WORK INSTRUCTION:
Wherever the word "JSON" shows up in the data, report the line it sits in.

DATA:
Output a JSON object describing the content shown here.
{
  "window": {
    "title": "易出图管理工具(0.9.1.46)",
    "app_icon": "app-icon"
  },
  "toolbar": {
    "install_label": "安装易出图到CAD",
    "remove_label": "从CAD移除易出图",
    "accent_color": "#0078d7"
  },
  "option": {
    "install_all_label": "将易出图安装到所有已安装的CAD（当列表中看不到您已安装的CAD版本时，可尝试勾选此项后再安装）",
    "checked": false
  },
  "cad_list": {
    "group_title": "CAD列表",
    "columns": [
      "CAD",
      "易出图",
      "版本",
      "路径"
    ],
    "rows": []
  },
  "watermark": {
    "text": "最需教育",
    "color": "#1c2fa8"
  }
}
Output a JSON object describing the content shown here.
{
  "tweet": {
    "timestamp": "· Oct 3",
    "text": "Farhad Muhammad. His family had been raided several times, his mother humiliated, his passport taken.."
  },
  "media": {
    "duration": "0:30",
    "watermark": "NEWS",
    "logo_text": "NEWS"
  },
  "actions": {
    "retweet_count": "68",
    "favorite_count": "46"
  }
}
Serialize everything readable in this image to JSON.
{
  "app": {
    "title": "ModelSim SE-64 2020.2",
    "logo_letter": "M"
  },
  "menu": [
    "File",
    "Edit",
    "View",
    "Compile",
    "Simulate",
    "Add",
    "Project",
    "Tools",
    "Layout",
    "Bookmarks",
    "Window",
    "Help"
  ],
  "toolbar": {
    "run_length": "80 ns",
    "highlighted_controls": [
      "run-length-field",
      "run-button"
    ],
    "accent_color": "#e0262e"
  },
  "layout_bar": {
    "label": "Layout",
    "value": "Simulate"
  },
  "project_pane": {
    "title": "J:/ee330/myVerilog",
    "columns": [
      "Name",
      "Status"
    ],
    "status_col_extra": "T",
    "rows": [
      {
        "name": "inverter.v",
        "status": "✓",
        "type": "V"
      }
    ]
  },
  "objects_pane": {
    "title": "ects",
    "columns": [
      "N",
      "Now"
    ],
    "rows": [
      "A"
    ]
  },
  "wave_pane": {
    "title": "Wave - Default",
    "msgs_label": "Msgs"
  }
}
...
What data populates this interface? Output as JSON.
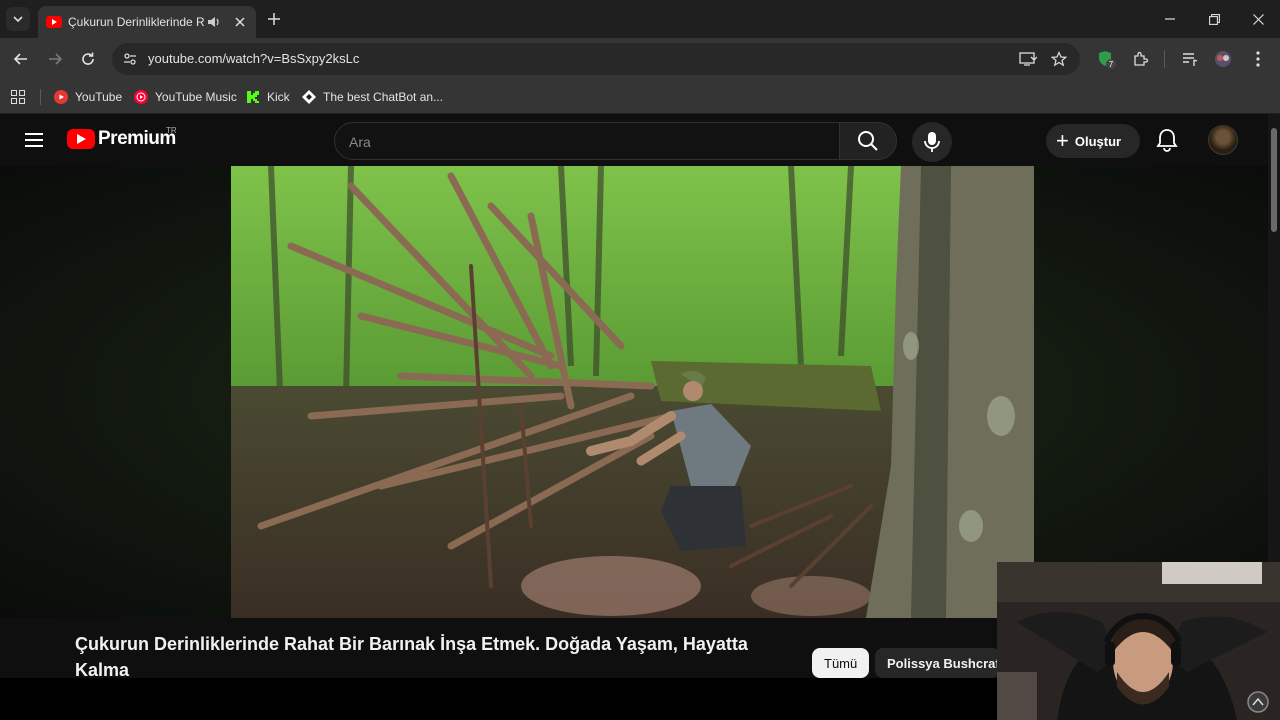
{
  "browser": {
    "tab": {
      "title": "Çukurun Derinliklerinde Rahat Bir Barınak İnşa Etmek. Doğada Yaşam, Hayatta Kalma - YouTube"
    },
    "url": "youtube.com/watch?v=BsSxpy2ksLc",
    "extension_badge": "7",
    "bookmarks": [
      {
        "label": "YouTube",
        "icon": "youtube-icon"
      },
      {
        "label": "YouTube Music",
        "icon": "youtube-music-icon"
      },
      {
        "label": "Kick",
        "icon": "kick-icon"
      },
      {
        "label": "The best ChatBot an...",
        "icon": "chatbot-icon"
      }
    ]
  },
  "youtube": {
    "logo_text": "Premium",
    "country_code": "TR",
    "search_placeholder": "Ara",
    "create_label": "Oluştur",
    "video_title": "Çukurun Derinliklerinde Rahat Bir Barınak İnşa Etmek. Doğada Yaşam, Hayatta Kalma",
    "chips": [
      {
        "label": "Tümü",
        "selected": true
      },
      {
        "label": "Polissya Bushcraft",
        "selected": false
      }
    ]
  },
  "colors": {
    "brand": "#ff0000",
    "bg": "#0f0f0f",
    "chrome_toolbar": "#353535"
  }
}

EXERCISE RESULT:
Output a JSON object describing the content shown here.
Output a JSON object describing the content shown here.
Serialize everything readable in this image to JSON.
What data populates this interface? Output as JSON.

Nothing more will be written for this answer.